Emergency Contact, however, is a book I feel should be discussed.

Continue reading “A Survivor’s Take on Emergency Contact”

ARC Review | A Deep Dive into Deep Cosmos

However, it seemed like, through all the scattered words, he simply wanted to know who she was and reassure her that she was safe. She felt that this was very sweet of him, even if his methods of expressing it were primitive at best.


Deep Cosmos, Project Kyle

The Run-Down
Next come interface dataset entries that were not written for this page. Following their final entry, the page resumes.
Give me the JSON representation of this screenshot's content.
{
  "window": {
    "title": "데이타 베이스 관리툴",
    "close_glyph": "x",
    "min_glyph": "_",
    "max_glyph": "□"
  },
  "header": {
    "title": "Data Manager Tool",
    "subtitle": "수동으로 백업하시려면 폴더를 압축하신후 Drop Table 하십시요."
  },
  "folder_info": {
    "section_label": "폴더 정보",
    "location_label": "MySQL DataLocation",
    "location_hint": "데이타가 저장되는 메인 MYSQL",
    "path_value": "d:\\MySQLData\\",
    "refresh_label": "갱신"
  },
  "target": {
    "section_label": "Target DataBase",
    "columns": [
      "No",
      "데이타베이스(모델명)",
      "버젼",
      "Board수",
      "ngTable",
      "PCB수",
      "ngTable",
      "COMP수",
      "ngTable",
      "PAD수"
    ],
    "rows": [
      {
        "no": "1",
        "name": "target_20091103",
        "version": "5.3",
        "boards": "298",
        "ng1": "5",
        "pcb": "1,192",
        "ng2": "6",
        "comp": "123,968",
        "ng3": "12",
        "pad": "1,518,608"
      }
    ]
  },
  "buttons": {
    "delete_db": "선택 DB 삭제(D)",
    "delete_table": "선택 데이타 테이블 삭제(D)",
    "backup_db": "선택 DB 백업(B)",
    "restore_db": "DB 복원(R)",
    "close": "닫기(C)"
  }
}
Deep Cosmos is a science fiction novel written by Project Kyle that explores trauma, friendship, and the growth that can happen when the two collide in the middle of deep space. When Nerd, an operative of the not-so-secret organization known as Deep Cosmos, saves Sophia, a warrior, from his nemesis Doctor Crimson, the pair are immediately thrown into a race to save a universe full of problems. From rouge mercs, to mad scientists, space is far from a peaceful final frontier for Sophia and Nerd. We follow them through daring escapes, intergalactic plagues, and tumultuous pasts that seek to catch up with them at every turn.

Continue reading “ARC Review | A Deep Dive into Deep Cosmos”

ARC Review | Not Like Everyone Else

Ryan can’t seem to get her memories in order. When she breaks it off with her long-term boyfriend, Corey, she can’t help but feel free. But mysterious events keep Ryan asking, “Just what happened?” After her family moved to Ryton, after Carter goes missing, after Jacob is in the hospital. All of these afters, but Ryan can’t remember the befores. With Harper and Elliot by her side, Ryan can only hope that she does not forget… again. Will Ryan be able to recover her memory to figure out what happened when it all went dark?


As soon as I read this synopsis, I knew I wanted to read this book. I’m a big sucker for memory-related mysteries and this promised to be a book full of them, jam-packed into a psychological thriller that would have me devouring chapter after chapter.

So… When I initially began reading, I couldn’t help but ask, what have I gotten myself into? The preconceived notion that I got from the synopsis was immediately challenged at the start of the first page. It made me want to read more, and the more I read, the more questions I had. I didn’t expect the immediate, gritty murderous POV, and it had me wondering and wanting to find out how it related to Ryan and her circumstances. Where would these stories converge?

Continue reading “ARC Review | Not Like Everyone Else”